AIM OF THE TASK:
Go through the data and count each line that has the string "File". Give that count alone.

[App and web page records]
+++++
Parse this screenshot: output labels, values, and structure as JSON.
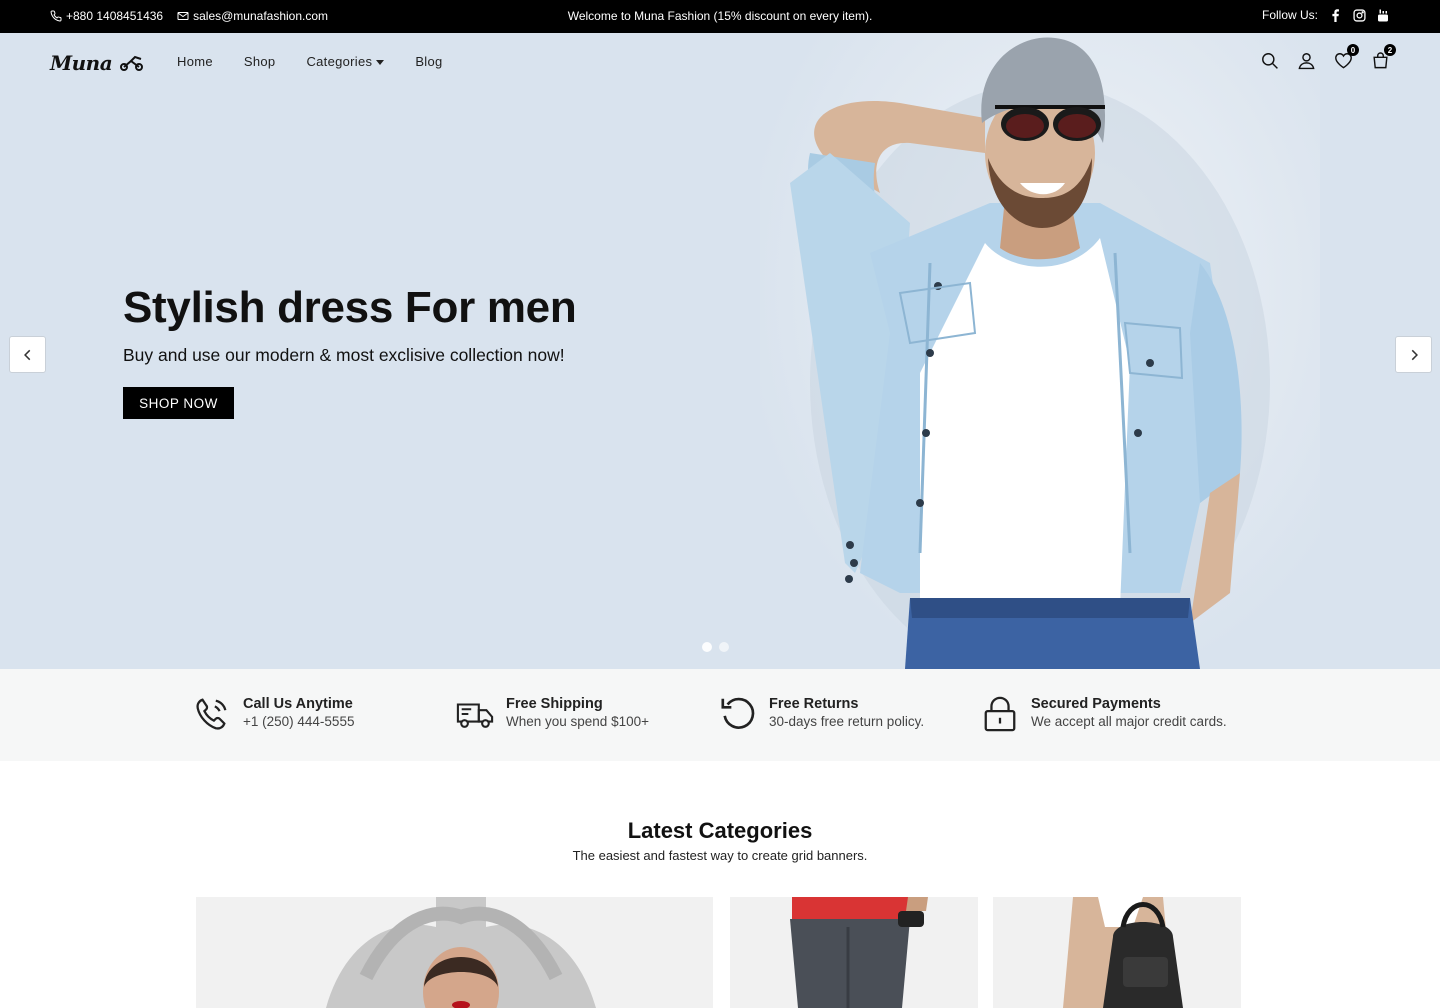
{
  "topbar": {
    "phone": "+880 1408451436",
    "email": "sales@munafashion.com",
    "welcome": "Welcome to Muna Fashion (15% discount on every item).",
    "follow_label": "Follow Us:",
    "socials": [
      "facebook-icon",
      "instagram-icon",
      "youtube-icon"
    ]
  },
  "nav": {
    "logo": "Muna",
    "items": [
      "Home",
      "Shop",
      "Categories",
      "Blog"
    ],
    "wishlist_count": "0",
    "cart_count": "2"
  },
  "hero": {
    "title": "Stylish dress For men",
    "subtitle": "Buy and use our modern & most exclisive collection now!",
    "button": "SHOP NOW",
    "slides": 2,
    "active_slide": 1
  },
  "features": [
    {
      "title": "Call Us Anytime",
      "subtitle": "+1 (250) 444-5555",
      "icon": "phone-icon"
    },
    {
      "title": "Free Shipping",
      "subtitle": "When you spend $100+",
      "icon": "truck-icon"
    },
    {
      "title": "Free Returns",
      "subtitle": "30-days free return policy.",
      "icon": "return-icon"
    },
    {
      "title": "Secured Payments",
      "subtitle": "We accept all major credit cards.",
      "icon": "lock-icon"
    }
  ],
  "categories": {
    "title": "Latest Categories",
    "subtitle": "The easiest and fastest way to create grid banners."
  },
  "colors": {
    "topbar_bg": "#000000",
    "hero_bg": "#d9e3ee",
    "features_bg": "#f6f7f7",
    "accent": "#000000"
  }
}
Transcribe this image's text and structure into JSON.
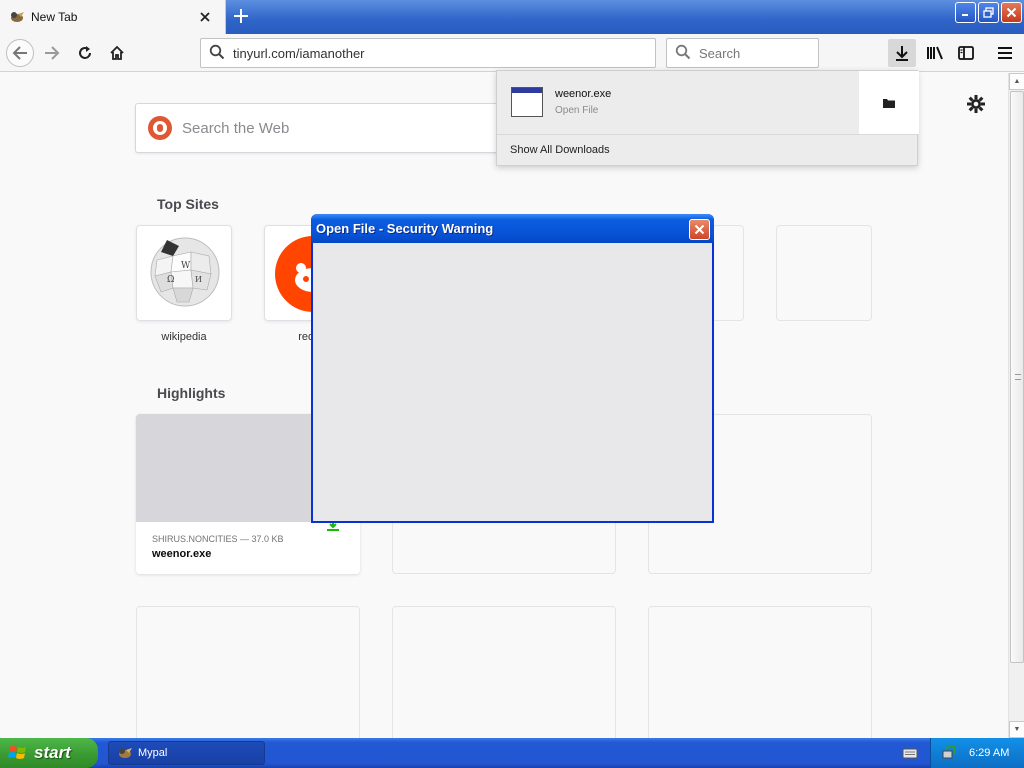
{
  "browser": {
    "tab": {
      "title": "New Tab"
    },
    "url": "tinyurl.com/iamanother",
    "search_placeholder": "Search"
  },
  "newtab": {
    "web_search_placeholder": "Search the Web",
    "top_sites_title": "Top Sites",
    "top_sites": [
      {
        "label": "wikipedia"
      },
      {
        "label": "reddit"
      }
    ],
    "highlights_title": "Highlights",
    "highlight_card": {
      "meta": "SHIRUS.NONCITIES — 37.0 KB",
      "title": "weenor.exe"
    }
  },
  "downloads_panel": {
    "item": {
      "name": "weenor.exe",
      "status": "Open File"
    },
    "show_all_label": "Show All Downloads"
  },
  "dialog": {
    "title": "Open File - Security Warning"
  },
  "taskbar": {
    "start_label": "start",
    "task_label": "Mypal",
    "clock": "6:29 AM"
  },
  "colors": {
    "xp_blue": "#0a5de0",
    "start_green": "#3c9d34",
    "reddit_orange": "#ff4500",
    "duckduckgo_orange": "#de5833"
  }
}
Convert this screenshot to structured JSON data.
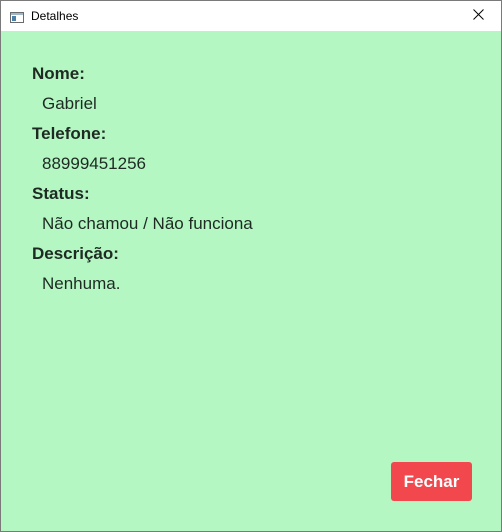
{
  "window": {
    "title": "Detalhes",
    "app_icon": "window-app-icon",
    "close_icon": "close-icon",
    "background_color": "#b4f7c3"
  },
  "fields": [
    {
      "label": "Nome:",
      "value": "Gabriel"
    },
    {
      "label": "Telefone:",
      "value": "88999451256"
    },
    {
      "label": "Status:",
      "value": "Não chamou / Não funciona"
    },
    {
      "label": "Descrição:",
      "value": "Nenhuma."
    }
  ],
  "actions": {
    "close_label": "Fechar",
    "close_color": "#f2474c"
  }
}
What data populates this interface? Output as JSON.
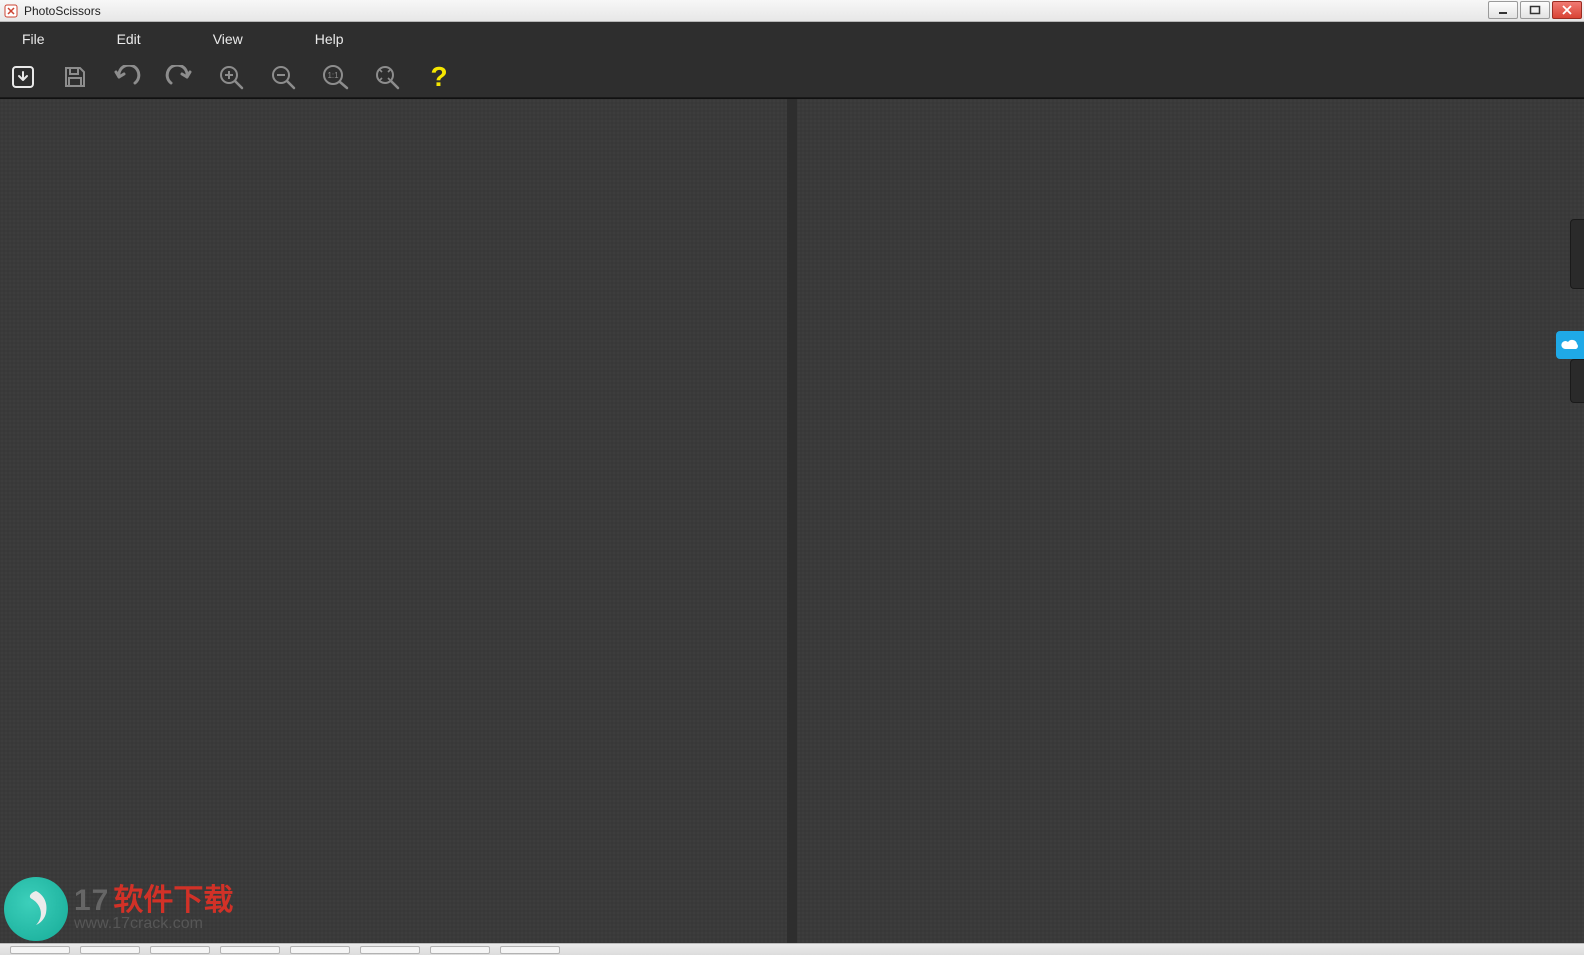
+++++
RESPONSE AREA:
2